DATA:
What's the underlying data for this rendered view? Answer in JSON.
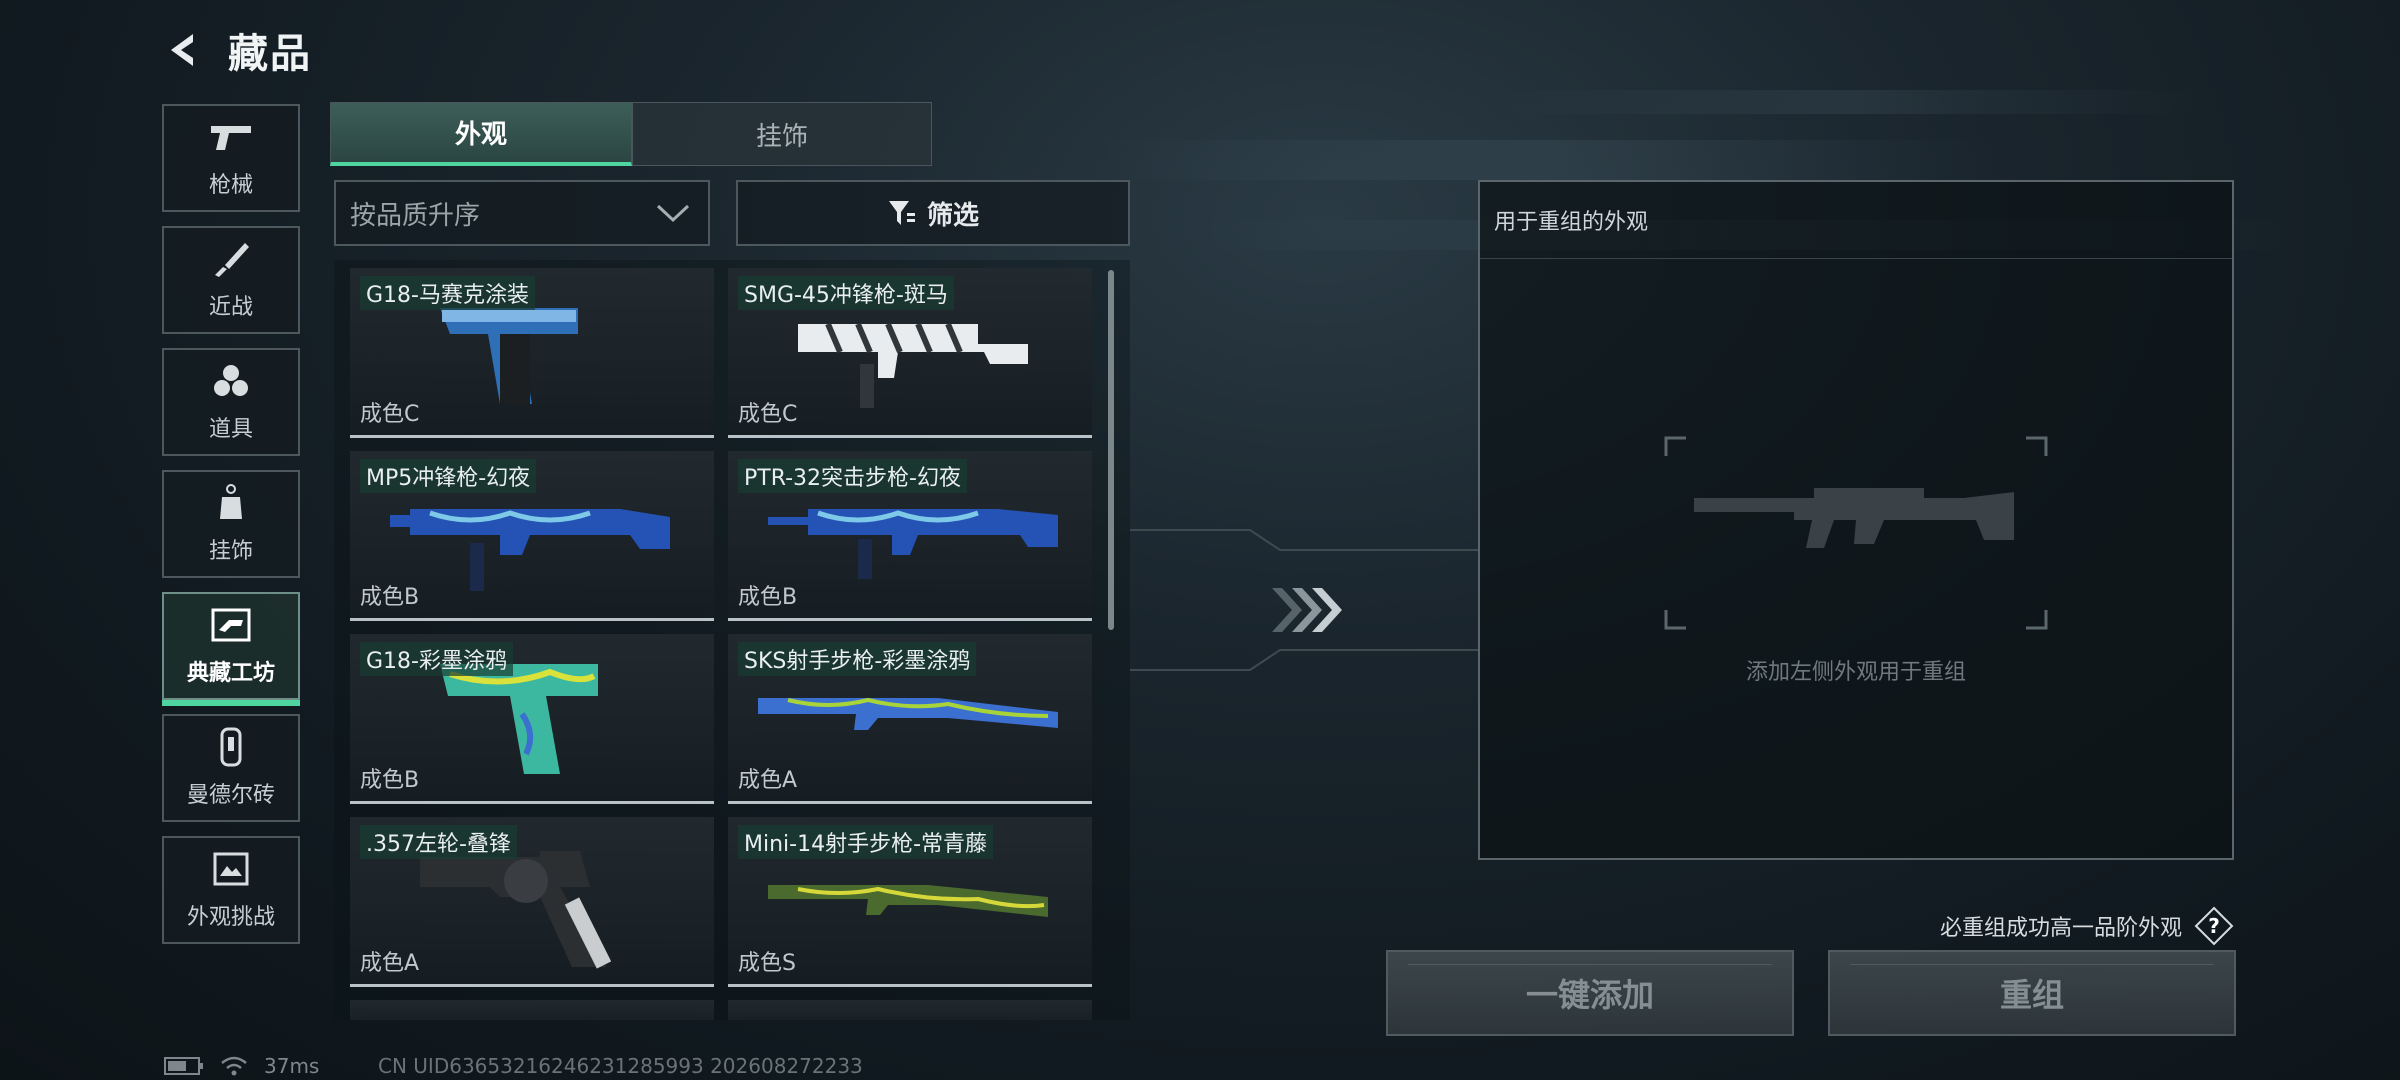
{
  "header": {
    "title": "藏品"
  },
  "sidebar": {
    "items": [
      {
        "label": "枪械",
        "icon": "pistol-icon"
      },
      {
        "label": "近战",
        "icon": "knife-icon"
      },
      {
        "label": "道具",
        "icon": "grenade-icon"
      },
      {
        "label": "挂饰",
        "icon": "charm-icon"
      },
      {
        "label": "典藏工坊",
        "icon": "workshop-icon",
        "active": true
      },
      {
        "label": "曼德尔砖",
        "icon": "brick-icon"
      },
      {
        "label": "外观挑战",
        "icon": "challenge-icon"
      }
    ]
  },
  "tabs": [
    {
      "label": "外观",
      "active": true
    },
    {
      "label": "挂饰",
      "active": false
    }
  ],
  "sort": {
    "label": "按品质升序"
  },
  "filter": {
    "label": "筛选"
  },
  "skins": [
    {
      "name": "G18-马赛克涂装",
      "grade": "成色C",
      "palette": [
        "#2f6fb8",
        "#7fb6e6"
      ],
      "kind": "pistol"
    },
    {
      "name": "SMG-45冲锋枪-斑马",
      "grade": "成色C",
      "palette": [
        "#e9ecee",
        "#30363a"
      ],
      "kind": "smg"
    },
    {
      "name": "MP5冲锋枪-幻夜",
      "grade": "成色B",
      "palette": [
        "#2452b5",
        "#7ec8e8"
      ],
      "kind": "smg"
    },
    {
      "name": "PTR-32突击步枪-幻夜",
      "grade": "成色B",
      "palette": [
        "#2452b5",
        "#7ec8e8"
      ],
      "kind": "rifle"
    },
    {
      "name": "G18-彩墨涂鸦",
      "grade": "成色B",
      "palette": [
        "#3db8a0",
        "#d8e23a"
      ],
      "kind": "pistol"
    },
    {
      "name": "SKS射手步枪-彩墨涂鸦",
      "grade": "成色A",
      "palette": [
        "#3b6fd0",
        "#a8d43a"
      ],
      "kind": "longrifle"
    },
    {
      "name": ".357左轮-叠锋",
      "grade": "成色A",
      "palette": [
        "#2c2f32",
        "#c9cdd0"
      ],
      "kind": "revolver"
    },
    {
      "name": "Mini-14射手步枪-常青藤",
      "grade": "成色S",
      "palette": [
        "#4a6a2e",
        "#d6d83a"
      ],
      "kind": "longrifle"
    }
  ],
  "panel": {
    "title": "用于重组的外观",
    "hint": "添加左侧外观用于重组"
  },
  "guarantee": {
    "text": "必重组成功高一品阶外观",
    "icon": "help-icon"
  },
  "buttons": {
    "add": "一键添加",
    "recombine": "重组"
  },
  "status": {
    "latency": "37ms",
    "uid": "CN UID636532162462312859​93 202608272233"
  },
  "colors": {
    "accent": "#4fd6a0",
    "panel_border": "#5a666c"
  }
}
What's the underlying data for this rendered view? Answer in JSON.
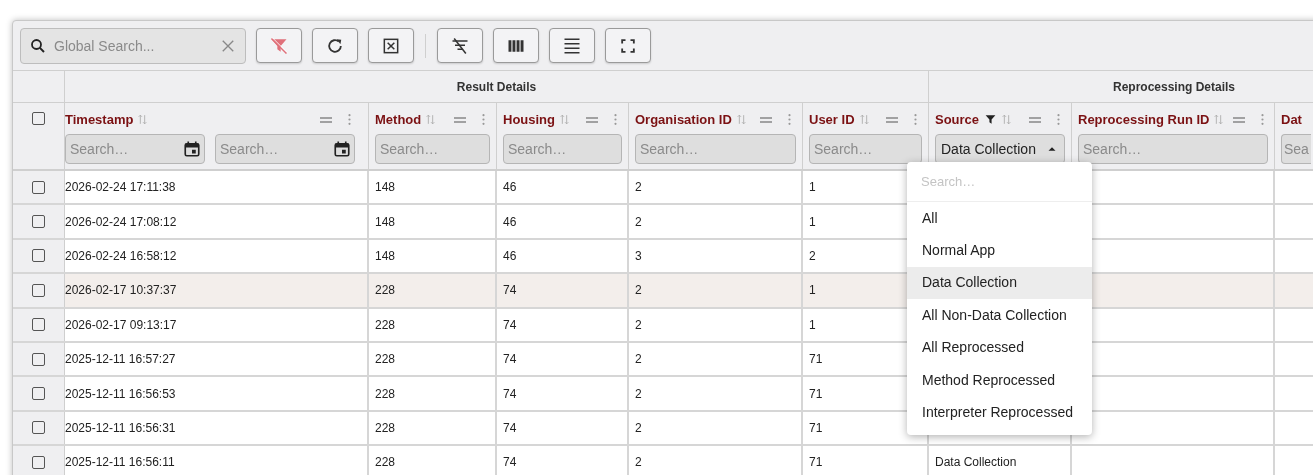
{
  "toolbar": {
    "search": {
      "placeholder": "Global Search..."
    }
  },
  "groups": [
    {
      "label": "Result Details"
    },
    {
      "label": "Reprocessing Details"
    }
  ],
  "columns": [
    {
      "label": "Timestamp",
      "kind": "date-range",
      "filtered": false,
      "placeholders": [
        "Search…",
        "Search…"
      ]
    },
    {
      "label": "Method",
      "kind": "text",
      "filtered": false,
      "placeholders": [
        "Search…"
      ]
    },
    {
      "label": "Housing",
      "kind": "text",
      "filtered": false,
      "placeholders": [
        "Search…"
      ]
    },
    {
      "label": "Organisation ID",
      "kind": "text",
      "filtered": false,
      "placeholders": [
        "Search…"
      ]
    },
    {
      "label": "User ID",
      "kind": "text",
      "filtered": false,
      "placeholders": [
        "Search…"
      ]
    },
    {
      "label": "Source",
      "kind": "select",
      "filtered": true,
      "value": "Data Collection"
    },
    {
      "label": "Reprocessing Run ID",
      "kind": "text",
      "filtered": false,
      "placeholders": [
        "Search…"
      ]
    },
    {
      "label": "Dat",
      "kind": "text",
      "filtered": false,
      "placeholders": [
        "Sea"
      ]
    }
  ],
  "select_all_checked": false,
  "rows": [
    {
      "checked": false,
      "hovered": false,
      "cells": [
        "2026-02-24 17:11:38",
        "148",
        "46",
        "2",
        "1"
      ]
    },
    {
      "checked": false,
      "hovered": false,
      "cells": [
        "2026-02-24 17:08:12",
        "148",
        "46",
        "2",
        "1"
      ]
    },
    {
      "checked": false,
      "hovered": false,
      "cells": [
        "2026-02-24 16:58:12",
        "148",
        "46",
        "3",
        "2"
      ]
    },
    {
      "checked": false,
      "hovered": true,
      "cells": [
        "2026-02-17 10:37:37",
        "228",
        "74",
        "2",
        "1"
      ]
    },
    {
      "checked": false,
      "hovered": false,
      "cells": [
        "2026-02-17 09:13:17",
        "228",
        "74",
        "2",
        "1"
      ]
    },
    {
      "checked": false,
      "hovered": false,
      "cells": [
        "2025-12-11 16:57:27",
        "228",
        "74",
        "2",
        "71"
      ]
    },
    {
      "checked": false,
      "hovered": false,
      "cells": [
        "2025-12-11 16:56:53",
        "228",
        "74",
        "2",
        "71"
      ]
    },
    {
      "checked": false,
      "hovered": false,
      "cells": [
        "2025-12-11 16:56:31",
        "228",
        "74",
        "2",
        "71"
      ]
    },
    {
      "checked": false,
      "hovered": false,
      "cells": [
        "2025-12-11 16:56:11",
        "228",
        "74",
        "2",
        "71",
        "Data Collection"
      ]
    }
  ],
  "dropdown": {
    "search_placeholder": "Search…",
    "options": [
      {
        "label": "All",
        "selected": false
      },
      {
        "label": "Normal App",
        "selected": false
      },
      {
        "label": "Data Collection",
        "selected": true
      },
      {
        "label": "All Non-Data Collection",
        "selected": false
      },
      {
        "label": "All Reprocessed",
        "selected": false
      },
      {
        "label": "Method Reprocessed",
        "selected": false
      },
      {
        "label": "Interpreter Reprocessed",
        "selected": false
      }
    ]
  }
}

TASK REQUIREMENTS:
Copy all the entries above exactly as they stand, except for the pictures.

YOUR SOLUTION:
What's the underlying data for this rendered view? Answer in JSON.
{
  "header": {
    "title": "藏品"
  },
  "sidebar": {
    "items": [
      {
        "label": "枪械",
        "icon": "pistol-icon"
      },
      {
        "label": "近战",
        "icon": "knife-icon"
      },
      {
        "label": "道具",
        "icon": "grenade-icon"
      },
      {
        "label": "挂饰",
        "icon": "charm-icon"
      },
      {
        "label": "典藏工坊",
        "icon": "workshop-icon",
        "active": true
      },
      {
        "label": "曼德尔砖",
        "icon": "brick-icon"
      },
      {
        "label": "外观挑战",
        "icon": "challenge-icon"
      }
    ]
  },
  "tabs": [
    {
      "label": "外观",
      "active": true
    },
    {
      "label": "挂饰",
      "active": false
    }
  ],
  "sort": {
    "label": "按品质升序"
  },
  "filter": {
    "label": "筛选"
  },
  "skins": [
    {
      "name": "G18-马赛克涂装",
      "grade": "成色C",
      "palette": [
        "#2f6fb8",
        "#7fb6e6"
      ],
      "kind": "pistol"
    },
    {
      "name": "SMG-45冲锋枪-斑马",
      "grade": "成色C",
      "palette": [
        "#e9ecee",
        "#30363a"
      ],
      "kind": "smg"
    },
    {
      "name": "MP5冲锋枪-幻夜",
      "grade": "成色B",
      "palette": [
        "#2452b5",
        "#7ec8e8"
      ],
      "kind": "smg"
    },
    {
      "name": "PTR-32突击步枪-幻夜",
      "grade": "成色B",
      "palette": [
        "#2452b5",
        "#7ec8e8"
      ],
      "kind": "rifle"
    },
    {
      "name": "G18-彩墨涂鸦",
      "grade": "成色B",
      "palette": [
        "#3db8a0",
        "#d8e23a"
      ],
      "kind": "pistol"
    },
    {
      "name": "SKS射手步枪-彩墨涂鸦",
      "grade": "成色A",
      "palette": [
        "#3b6fd0",
        "#a8d43a"
      ],
      "kind": "longrifle"
    },
    {
      "name": ".357左轮-叠锋",
      "grade": "成色A",
      "palette": [
        "#2c2f32",
        "#c9cdd0"
      ],
      "kind": "revolver"
    },
    {
      "name": "Mini-14射手步枪-常青藤",
      "grade": "成色S",
      "palette": [
        "#4a6a2e",
        "#d6d83a"
      ],
      "kind": "longrifle"
    }
  ],
  "panel": {
    "title": "用于重组的外观",
    "hint": "添加左侧外观用于重组"
  },
  "guarantee": {
    "text": "必重组成功高一品阶外观",
    "icon": "help-icon"
  },
  "buttons": {
    "add": "一键添加",
    "recombine": "重组"
  },
  "status": {
    "latency": "37ms",
    "uid": "CN UID636532162462312859​93 202608272233"
  },
  "colors": {
    "accent": "#4fd6a0",
    "panel_border": "#5a666c"
  }
}
What's the underlying data for this rendered view? Answer in JSON.
{
  "toolbar": {
    "search": {
      "placeholder": "Global Search..."
    }
  },
  "groups": [
    {
      "label": "Result Details"
    },
    {
      "label": "Reprocessing Details"
    }
  ],
  "columns": [
    {
      "label": "Timestamp",
      "kind": "date-range",
      "filtered": false,
      "placeholders": [
        "Search…",
        "Search…"
      ]
    },
    {
      "label": "Method",
      "kind": "text",
      "filtered": false,
      "placeholders": [
        "Search…"
      ]
    },
    {
      "label": "Housing",
      "kind": "text",
      "filtered": false,
      "placeholders": [
        "Search…"
      ]
    },
    {
      "label": "Organisation ID",
      "kind": "text",
      "filtered": false,
      "placeholders": [
        "Search…"
      ]
    },
    {
      "label": "User ID",
      "kind": "text",
      "filtered": false,
      "placeholders": [
        "Search…"
      ]
    },
    {
      "label": "Source",
      "kind": "select",
      "filtered": true,
      "value": "Data Collection"
    },
    {
      "label": "Reprocessing Run ID",
      "kind": "text",
      "filtered": false,
      "placeholders": [
        "Search…"
      ]
    },
    {
      "label": "Dat",
      "kind": "text",
      "filtered": false,
      "placeholders": [
        "Sea"
      ]
    }
  ],
  "select_all_checked": false,
  "rows": [
    {
      "checked": false,
      "hovered": false,
      "cells": [
        "2026-02-24 17:11:38",
        "148",
        "46",
        "2",
        "1"
      ]
    },
    {
      "checked": false,
      "hovered": false,
      "cells": [
        "2026-02-24 17:08:12",
        "148",
        "46",
        "2",
        "1"
      ]
    },
    {
      "checked": false,
      "hovered": false,
      "cells": [
        "2026-02-24 16:58:12",
        "148",
        "46",
        "3",
        "2"
      ]
    },
    {
      "checked": false,
      "hovered": true,
      "cells": [
        "2026-02-17 10:37:37",
        "228",
        "74",
        "2",
        "1"
      ]
    },
    {
      "checked": false,
      "hovered": false,
      "cells": [
        "2026-02-17 09:13:17",
        "228",
        "74",
        "2",
        "1"
      ]
    },
    {
      "checked": false,
      "hovered": false,
      "cells": [
        "2025-12-11 16:57:27",
        "228",
        "74",
        "2",
        "71"
      ]
    },
    {
      "checked": false,
      "hovered": false,
      "cells": [
        "2025-12-11 16:56:53",
        "228",
        "74",
        "2",
        "71"
      ]
    },
    {
      "checked": false,
      "hovered": false,
      "cells": [
        "2025-12-11 16:56:31",
        "228",
        "74",
        "2",
        "71"
      ]
    },
    {
      "checked": false,
      "hovered": false,
      "cells": [
        "2025-12-11 16:56:11",
        "228",
        "74",
        "2",
        "71",
        "Data Collection"
      ]
    }
  ],
  "dropdown": {
    "search_placeholder": "Search…",
    "options": [
      {
        "label": "All",
        "selected": false
      },
      {
        "label": "Normal App",
        "selected": false
      },
      {
        "label": "Data Collection",
        "selected": true
      },
      {
        "label": "All Non-Data Collection",
        "selected": false
      },
      {
        "label": "All Reprocessed",
        "selected": false
      },
      {
        "label": "Method Reprocessed",
        "selected": false
      },
      {
        "label": "Interpreter Reprocessed",
        "selected": false
      }
    ]
  }
}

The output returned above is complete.